Exercise directions =
Which lines in the records below contain the word "amount"? Copy each one.

BEGIN Provided records

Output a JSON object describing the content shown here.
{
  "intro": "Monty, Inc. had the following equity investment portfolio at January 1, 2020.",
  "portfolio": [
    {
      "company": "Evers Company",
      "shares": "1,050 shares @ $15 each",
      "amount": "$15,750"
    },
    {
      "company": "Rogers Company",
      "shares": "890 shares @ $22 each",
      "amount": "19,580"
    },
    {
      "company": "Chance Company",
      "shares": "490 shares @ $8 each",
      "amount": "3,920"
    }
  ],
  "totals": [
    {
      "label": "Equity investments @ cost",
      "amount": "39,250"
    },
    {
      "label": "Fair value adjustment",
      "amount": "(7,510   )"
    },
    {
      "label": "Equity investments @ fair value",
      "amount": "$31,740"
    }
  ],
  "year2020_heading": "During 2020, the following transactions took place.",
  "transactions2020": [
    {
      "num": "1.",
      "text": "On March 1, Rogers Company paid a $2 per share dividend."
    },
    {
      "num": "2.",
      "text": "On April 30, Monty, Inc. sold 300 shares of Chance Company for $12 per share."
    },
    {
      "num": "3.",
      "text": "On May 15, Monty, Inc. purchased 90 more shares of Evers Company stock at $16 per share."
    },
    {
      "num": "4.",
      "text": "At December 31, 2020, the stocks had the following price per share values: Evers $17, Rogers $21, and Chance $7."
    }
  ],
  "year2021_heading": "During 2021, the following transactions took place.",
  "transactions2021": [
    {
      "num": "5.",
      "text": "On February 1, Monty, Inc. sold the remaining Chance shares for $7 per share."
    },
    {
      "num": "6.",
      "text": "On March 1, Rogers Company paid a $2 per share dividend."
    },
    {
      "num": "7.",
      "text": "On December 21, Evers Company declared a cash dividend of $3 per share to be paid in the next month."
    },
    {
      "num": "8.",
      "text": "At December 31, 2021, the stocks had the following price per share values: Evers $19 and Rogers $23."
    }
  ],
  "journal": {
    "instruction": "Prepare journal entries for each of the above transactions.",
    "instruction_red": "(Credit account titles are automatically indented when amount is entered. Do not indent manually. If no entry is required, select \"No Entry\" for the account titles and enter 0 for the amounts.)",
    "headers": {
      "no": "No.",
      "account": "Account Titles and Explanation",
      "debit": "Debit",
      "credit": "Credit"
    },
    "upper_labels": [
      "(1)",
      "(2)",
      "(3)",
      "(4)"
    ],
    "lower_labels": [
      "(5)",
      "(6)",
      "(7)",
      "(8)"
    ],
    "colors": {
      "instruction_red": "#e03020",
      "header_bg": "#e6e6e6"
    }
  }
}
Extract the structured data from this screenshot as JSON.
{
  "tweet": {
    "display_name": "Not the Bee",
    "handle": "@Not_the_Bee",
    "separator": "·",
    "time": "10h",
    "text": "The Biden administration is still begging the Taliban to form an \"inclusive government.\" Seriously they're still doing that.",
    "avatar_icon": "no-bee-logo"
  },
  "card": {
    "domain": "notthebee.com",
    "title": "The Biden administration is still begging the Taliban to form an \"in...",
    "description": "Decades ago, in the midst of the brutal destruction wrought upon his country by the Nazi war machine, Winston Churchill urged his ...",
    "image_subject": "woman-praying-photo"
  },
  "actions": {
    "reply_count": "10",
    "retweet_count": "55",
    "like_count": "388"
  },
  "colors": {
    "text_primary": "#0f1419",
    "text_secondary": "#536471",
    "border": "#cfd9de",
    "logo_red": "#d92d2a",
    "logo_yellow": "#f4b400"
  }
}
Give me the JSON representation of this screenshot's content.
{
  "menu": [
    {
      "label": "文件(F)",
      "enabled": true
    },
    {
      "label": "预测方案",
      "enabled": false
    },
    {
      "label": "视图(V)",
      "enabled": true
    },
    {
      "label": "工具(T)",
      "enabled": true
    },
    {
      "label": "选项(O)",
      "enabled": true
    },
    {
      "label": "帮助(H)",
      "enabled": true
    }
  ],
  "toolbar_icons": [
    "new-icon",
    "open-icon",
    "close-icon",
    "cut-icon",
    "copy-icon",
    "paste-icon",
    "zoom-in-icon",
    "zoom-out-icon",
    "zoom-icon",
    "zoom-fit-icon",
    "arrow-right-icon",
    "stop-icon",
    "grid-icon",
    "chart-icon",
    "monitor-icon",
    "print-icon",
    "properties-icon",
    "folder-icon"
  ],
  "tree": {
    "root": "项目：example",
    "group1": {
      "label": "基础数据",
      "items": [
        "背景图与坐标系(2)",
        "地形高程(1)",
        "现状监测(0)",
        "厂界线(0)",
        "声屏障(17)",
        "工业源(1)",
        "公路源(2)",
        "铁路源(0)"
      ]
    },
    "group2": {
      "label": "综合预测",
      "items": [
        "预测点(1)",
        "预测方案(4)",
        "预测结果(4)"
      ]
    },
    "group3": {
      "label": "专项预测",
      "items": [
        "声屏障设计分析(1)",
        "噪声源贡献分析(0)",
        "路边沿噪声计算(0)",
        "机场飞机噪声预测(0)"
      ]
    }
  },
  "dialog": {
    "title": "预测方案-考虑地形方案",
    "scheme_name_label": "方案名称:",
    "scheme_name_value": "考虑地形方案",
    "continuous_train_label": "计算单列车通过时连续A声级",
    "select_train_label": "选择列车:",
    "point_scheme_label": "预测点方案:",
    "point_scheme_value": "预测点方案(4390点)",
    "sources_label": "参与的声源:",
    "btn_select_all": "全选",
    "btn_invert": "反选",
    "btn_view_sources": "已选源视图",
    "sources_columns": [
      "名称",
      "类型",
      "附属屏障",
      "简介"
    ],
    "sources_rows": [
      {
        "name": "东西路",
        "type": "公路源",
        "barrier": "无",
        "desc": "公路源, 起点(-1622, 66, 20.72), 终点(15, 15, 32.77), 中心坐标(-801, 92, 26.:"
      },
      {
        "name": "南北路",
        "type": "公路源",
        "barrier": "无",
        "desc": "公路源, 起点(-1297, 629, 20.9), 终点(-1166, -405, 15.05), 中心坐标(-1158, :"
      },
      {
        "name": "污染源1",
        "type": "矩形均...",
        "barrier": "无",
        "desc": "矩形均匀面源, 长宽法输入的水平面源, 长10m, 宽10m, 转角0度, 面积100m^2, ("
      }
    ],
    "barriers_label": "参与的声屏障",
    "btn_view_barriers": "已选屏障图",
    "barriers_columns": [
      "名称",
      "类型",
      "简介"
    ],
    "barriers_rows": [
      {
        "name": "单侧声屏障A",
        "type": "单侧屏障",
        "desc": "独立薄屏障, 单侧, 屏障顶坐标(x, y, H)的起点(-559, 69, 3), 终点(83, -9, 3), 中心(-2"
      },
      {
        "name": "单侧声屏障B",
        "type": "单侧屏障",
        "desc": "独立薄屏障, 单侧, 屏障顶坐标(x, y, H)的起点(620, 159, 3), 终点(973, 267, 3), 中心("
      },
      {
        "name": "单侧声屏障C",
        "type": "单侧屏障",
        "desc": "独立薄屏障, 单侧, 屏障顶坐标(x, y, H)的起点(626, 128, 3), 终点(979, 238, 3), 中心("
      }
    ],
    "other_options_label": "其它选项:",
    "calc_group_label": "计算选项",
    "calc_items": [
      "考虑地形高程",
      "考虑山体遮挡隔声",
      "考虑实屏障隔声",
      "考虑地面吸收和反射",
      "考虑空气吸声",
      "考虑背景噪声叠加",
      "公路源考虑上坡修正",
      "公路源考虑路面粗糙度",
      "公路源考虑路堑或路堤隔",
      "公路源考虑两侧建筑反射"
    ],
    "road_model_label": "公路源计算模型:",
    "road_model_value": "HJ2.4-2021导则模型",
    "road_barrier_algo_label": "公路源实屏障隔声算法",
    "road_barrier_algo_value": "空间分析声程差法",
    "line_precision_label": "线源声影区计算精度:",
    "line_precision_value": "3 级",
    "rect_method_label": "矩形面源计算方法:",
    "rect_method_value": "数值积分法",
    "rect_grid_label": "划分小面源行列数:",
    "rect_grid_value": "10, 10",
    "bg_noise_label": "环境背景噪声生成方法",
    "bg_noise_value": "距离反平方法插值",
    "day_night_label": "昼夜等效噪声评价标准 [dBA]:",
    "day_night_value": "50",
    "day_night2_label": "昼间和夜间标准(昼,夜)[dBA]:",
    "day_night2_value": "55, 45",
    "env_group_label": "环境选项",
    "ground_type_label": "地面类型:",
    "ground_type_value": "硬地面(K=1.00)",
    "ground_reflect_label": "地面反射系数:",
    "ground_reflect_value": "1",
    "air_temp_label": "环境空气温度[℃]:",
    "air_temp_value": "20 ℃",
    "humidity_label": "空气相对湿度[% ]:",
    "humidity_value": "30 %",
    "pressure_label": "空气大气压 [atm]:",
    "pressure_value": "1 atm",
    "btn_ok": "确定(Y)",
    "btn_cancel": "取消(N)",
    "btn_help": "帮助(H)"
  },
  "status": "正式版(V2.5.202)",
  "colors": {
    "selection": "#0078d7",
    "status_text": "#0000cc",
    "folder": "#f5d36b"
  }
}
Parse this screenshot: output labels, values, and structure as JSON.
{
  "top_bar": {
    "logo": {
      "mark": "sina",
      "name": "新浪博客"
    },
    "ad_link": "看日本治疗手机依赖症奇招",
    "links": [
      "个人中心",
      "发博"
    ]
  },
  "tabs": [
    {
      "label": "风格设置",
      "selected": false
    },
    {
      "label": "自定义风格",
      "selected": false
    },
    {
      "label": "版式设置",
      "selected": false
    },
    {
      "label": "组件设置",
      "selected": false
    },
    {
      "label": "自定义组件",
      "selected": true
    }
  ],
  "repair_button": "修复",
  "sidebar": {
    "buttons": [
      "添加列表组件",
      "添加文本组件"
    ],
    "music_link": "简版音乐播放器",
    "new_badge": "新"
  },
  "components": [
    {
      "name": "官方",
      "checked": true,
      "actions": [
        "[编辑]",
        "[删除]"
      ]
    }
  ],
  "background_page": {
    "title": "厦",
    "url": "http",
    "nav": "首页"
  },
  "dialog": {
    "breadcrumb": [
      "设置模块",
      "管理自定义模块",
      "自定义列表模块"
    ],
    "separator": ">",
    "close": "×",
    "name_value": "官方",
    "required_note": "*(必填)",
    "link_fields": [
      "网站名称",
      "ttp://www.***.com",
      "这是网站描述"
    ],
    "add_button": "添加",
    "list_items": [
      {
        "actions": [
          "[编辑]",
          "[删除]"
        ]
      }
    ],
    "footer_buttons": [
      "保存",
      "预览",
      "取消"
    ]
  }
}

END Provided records

Response area =
      "amount": "$15,750"
      "amount": "19,580"
      "amount": "3,920"
      "amount": "39,250"
      "amount": "(7,510   )"
      "amount": "$31,740"
    "instruction_red": "(Credit account titles are automatically indented when amount is entered. Do not indent manually. If no entry is required, select \"No Entry\" for the account titles and enter 0 for the amounts.)",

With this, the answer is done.